=== DATA PROVIDED ===

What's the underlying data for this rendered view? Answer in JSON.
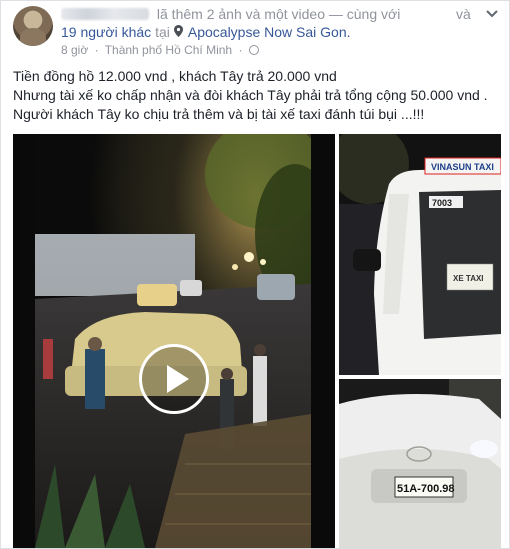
{
  "post": {
    "header": {
      "prefix_hidden": "",
      "action_text": "lã thêm 2 ảnh và một video — cùng với",
      "trailing": "và",
      "others_text": "19 người khác",
      "at_text": "tại",
      "place_name": "Apocalypse Now Sai Gon."
    },
    "meta": {
      "time": "8 giờ",
      "separator": "·",
      "city": "Thành phố Hồ Chí Minh",
      "privacy_separator": "·"
    },
    "body": {
      "line1": "Tiền đồng hồ 12.000 vnd , khách Tây trả 20.000 vnd",
      "line2": "Nhưng tài xế ko chấp nhận và đòi khách Tây phải trả tổng cộng 50.000 vnd .",
      "line3": "Người khách Tây ko chịu trả thêm và bị tài xế taxi đánh túi bụi ...!!!"
    },
    "photos": {
      "taxi_brand": "VINASUN TAXI",
      "taxi_number": "7003",
      "taxi_sign": "XE TAXI",
      "plate": "51A-700.98"
    }
  },
  "colors": {
    "link": "#365899",
    "muted": "#90949c",
    "text": "#1d2129"
  }
}
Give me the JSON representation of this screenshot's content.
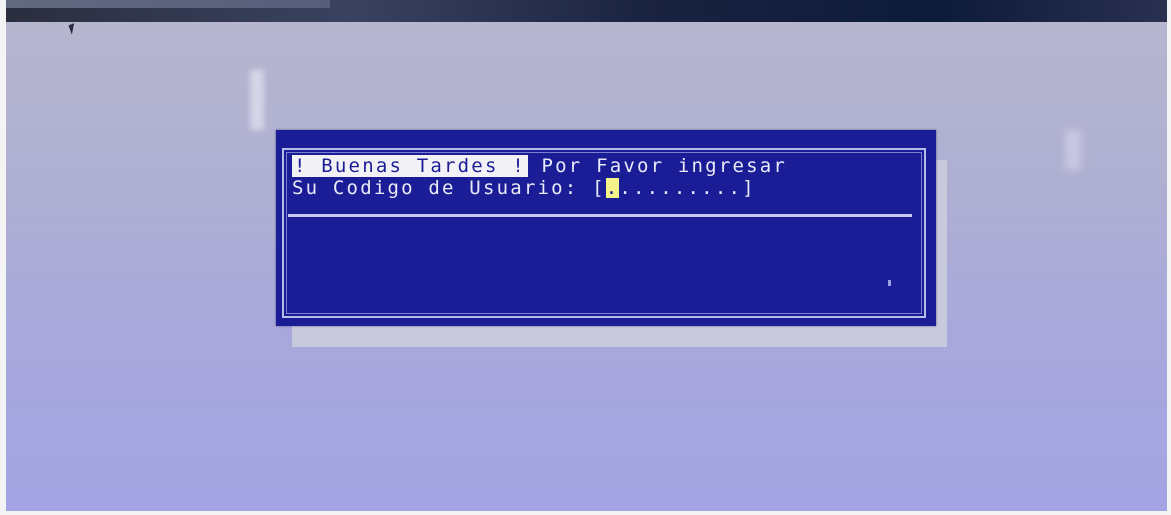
{
  "dialog": {
    "greeting": "! Buenas Tardes !",
    "prompt_suffix": " Por Favor ingresar",
    "code_label": "Su Codigo de Usuario: ",
    "field_open": "[",
    "field_caret": ".",
    "field_rest": ".........",
    "field_close": "]"
  },
  "colors": {
    "dialog_background": "#1b1d97",
    "text": "#e8eaf8",
    "highlight_background": "#f2f2f6",
    "caret": "#f6f28a"
  }
}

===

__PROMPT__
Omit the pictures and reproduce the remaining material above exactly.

__RESPONSE FOR THIS EXERCISE__
What's the underlying data for this rendered view? Answer in JSON.
{
  "post": {
    "header": {
      "prefix_hidden": "",
      "action_text": "lã thêm 2 ảnh và một video — cùng với",
      "trailing": "và",
      "others_text": "19 người khác",
      "at_text": "tại",
      "place_name": "Apocalypse Now Sai Gon."
    },
    "meta": {
      "time": "8 giờ",
      "separator": "·",
      "city": "Thành phố Hồ Chí Minh",
      "privacy_separator": "·"
    },
    "body": {
      "line1": "Tiền đồng hồ 12.000 vnd , khách Tây trả 20.000 vnd",
      "line2": "Nhưng tài xế ko chấp nhận và đòi khách Tây phải trả tổng cộng 50.000 vnd .",
      "line3": "Người khách Tây ko chịu trả thêm và bị tài xế taxi đánh túi bụi ...!!!"
    },
    "photos": {
      "taxi_brand": "VINASUN TAXI",
      "taxi_number": "7003",
      "taxi_sign": "XE TAXI",
      "plate": "51A-700.98"
    }
  },
  "colors": {
    "link": "#365899",
    "muted": "#90949c",
    "text": "#1d2129"
  }
}
Give me the JSON representation of this screenshot's content.
{
  "dialog": {
    "greeting": "! Buenas Tardes !",
    "prompt_suffix": " Por Favor ingresar",
    "code_label": "Su Codigo de Usuario: ",
    "field_open": "[",
    "field_caret": ".",
    "field_rest": ".........",
    "field_close": "]"
  },
  "colors": {
    "dialog_background": "#1b1d97",
    "text": "#e8eaf8",
    "highlight_background": "#f2f2f6",
    "caret": "#f6f28a"
  }
}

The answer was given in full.